13:00 MCS 2068 and online
Tamio-Vesa Nakajima (Oxford)
Boolean symmetric vs. functional PCSPs

Constraint satisfaction problems are computational problems that ask us to find assignments of variables that satisfy certain constraints. One classical example of such a problem is solving systems of linear equations. These constraints have an interesting property: having fixed all but one variables in a constraint, the final variable is uniquely determined. If all of the constraints that can be imposed are of this form, then we call the corresponding template functional. This talk will look into the implications of functionality for promise constraint satisfaction problems. In such problems, one is promised that the input instance is solvable under stronger constraints, and is asked to find a solution under weaker constraints. We will show how if the strong constraints are symmetric and over a Boolean domain, and if the weak constraints are functional, then, depending on the language of allowed constraints, the problem is either NP-complete or solvable in polynomial time. Furthermore, all the solvable cases are essentially modular systems of linear equations in disguise.
(Joint work with Stanislav Živný.)
Tues 16th May 2023
13:00 MCS 2068 and online
Navid Talebanfard (Sheffield)
Linear Branching Programs and Directional Affine Extractors

Bounded depth circuits have provided a fertile ground for research in the wilderness of complexity theory. We have tight circuit lower bounds, both worst-case and strong average-case, as well as size lower bounds in the proof complexity counterpart. But as soon as we allow modular gates, this clarity fades away. We do not have strong average-case lower bounds, and proving size lower bounds for bounded depth Frege system with modular gates is notoriously open.

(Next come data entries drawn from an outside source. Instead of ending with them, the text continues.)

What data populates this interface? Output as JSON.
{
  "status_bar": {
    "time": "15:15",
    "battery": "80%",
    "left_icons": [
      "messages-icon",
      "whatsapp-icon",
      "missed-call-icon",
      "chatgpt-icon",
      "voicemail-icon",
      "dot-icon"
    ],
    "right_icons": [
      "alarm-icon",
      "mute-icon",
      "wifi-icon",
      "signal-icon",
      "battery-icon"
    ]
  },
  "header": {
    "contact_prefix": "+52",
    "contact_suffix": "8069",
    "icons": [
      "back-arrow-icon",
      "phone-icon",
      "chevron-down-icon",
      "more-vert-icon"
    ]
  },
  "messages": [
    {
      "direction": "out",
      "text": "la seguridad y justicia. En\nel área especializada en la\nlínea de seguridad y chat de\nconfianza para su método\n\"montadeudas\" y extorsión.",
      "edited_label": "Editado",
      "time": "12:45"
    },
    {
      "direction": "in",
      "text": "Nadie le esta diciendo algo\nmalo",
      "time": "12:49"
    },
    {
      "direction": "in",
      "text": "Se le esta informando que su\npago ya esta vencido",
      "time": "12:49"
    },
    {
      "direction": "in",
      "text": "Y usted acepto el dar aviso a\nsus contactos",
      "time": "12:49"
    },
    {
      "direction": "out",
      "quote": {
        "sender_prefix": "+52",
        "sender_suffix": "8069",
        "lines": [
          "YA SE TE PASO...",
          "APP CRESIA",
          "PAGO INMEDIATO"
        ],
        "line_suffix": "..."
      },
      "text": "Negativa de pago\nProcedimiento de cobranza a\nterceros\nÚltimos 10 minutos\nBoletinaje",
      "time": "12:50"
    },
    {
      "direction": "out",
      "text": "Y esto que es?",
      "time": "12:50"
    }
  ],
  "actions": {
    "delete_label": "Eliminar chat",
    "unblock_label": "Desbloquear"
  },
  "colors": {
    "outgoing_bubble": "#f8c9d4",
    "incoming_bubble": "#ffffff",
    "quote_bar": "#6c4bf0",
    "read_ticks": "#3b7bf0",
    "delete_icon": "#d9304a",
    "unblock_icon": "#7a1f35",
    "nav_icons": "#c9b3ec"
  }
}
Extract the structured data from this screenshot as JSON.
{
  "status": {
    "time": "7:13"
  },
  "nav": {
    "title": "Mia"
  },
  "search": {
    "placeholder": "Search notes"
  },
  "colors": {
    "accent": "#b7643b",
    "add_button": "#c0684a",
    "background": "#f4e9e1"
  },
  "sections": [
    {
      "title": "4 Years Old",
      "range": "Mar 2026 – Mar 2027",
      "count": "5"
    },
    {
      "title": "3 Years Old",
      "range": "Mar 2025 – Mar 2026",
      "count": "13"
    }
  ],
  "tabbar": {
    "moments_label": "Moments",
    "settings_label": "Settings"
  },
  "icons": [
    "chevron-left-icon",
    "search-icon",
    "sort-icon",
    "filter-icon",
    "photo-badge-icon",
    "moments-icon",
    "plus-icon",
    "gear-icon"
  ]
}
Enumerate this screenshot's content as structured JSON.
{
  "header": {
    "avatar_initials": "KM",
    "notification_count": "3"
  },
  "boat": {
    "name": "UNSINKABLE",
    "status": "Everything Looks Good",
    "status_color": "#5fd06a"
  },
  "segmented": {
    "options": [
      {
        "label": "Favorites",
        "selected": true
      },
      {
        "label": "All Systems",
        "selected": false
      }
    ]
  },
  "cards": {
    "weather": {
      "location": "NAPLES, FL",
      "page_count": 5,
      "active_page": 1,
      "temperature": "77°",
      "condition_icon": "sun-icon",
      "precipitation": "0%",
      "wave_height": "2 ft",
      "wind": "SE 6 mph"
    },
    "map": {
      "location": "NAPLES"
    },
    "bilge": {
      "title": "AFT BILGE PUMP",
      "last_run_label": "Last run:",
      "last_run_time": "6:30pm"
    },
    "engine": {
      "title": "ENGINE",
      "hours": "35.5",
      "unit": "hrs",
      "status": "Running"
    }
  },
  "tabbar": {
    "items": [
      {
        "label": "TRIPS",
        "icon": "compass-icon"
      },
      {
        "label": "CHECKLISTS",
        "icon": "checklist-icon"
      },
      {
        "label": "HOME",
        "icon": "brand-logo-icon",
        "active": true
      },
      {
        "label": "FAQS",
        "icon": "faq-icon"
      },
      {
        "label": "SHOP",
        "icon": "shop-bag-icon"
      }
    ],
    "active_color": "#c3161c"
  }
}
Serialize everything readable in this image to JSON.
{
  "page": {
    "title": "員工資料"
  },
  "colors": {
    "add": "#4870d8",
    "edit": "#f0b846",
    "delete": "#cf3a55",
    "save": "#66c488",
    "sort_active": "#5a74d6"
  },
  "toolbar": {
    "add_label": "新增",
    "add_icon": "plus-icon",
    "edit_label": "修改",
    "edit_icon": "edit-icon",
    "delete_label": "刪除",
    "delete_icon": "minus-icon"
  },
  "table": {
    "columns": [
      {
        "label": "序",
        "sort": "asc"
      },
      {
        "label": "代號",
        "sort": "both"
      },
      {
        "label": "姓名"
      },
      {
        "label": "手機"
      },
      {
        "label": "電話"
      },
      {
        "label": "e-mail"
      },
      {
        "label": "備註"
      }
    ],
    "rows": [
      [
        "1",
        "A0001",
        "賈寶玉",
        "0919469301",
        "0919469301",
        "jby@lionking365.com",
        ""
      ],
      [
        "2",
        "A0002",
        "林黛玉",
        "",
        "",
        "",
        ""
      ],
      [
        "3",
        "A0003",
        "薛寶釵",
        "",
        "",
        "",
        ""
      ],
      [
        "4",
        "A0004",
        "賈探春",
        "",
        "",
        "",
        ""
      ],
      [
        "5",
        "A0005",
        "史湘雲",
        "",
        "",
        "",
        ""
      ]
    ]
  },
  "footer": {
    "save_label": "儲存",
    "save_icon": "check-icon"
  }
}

Motivated by these problems, we introduce notions of read-once branching programs with linear queries. We then define a property of functions which implies hardness against these programs. We also present a very explicit function with this property.
Joint work with Svyatoslav Gryaznov and Pavel Pudlák
Tues 23rd May 2023
13:00 MCS 2068 and online
ACiD Meeting!
Mon 12th June 2023
14:00 MCS 2050 and online
Banu Baklan Şen
List 3-Coloring on Comb-Convex and Caterpillar-Convex Bipartite Graphs

Given a graph G = (V, E) and a list of available colors L(v) for each vertex v ∈ V, where L(v) ⊆ {1, 2, . . . , k}, LIST k-COLORING refers to the problem of assigning colors to the vertices of G so that each vertex receives a color from its own list and no two neighboring vertices receive the same color. The decision version of the problem LIST 3-COLORING is NP-complete even for bipartite graphs, and its complexity on comb-convex bipartite graphs has been an open problem. We give a polynomial-time algorithm to solve List 3-Coloring for caterpillar-convex bipartite graphs, a superclass of comb-convex bipartite graphs. We also give a polynomial-time recognition algorithm for the class of caterpillar-convex bipartite graphs. (Joint work with Öznur Yaşar Diner and Thomas Erlebach)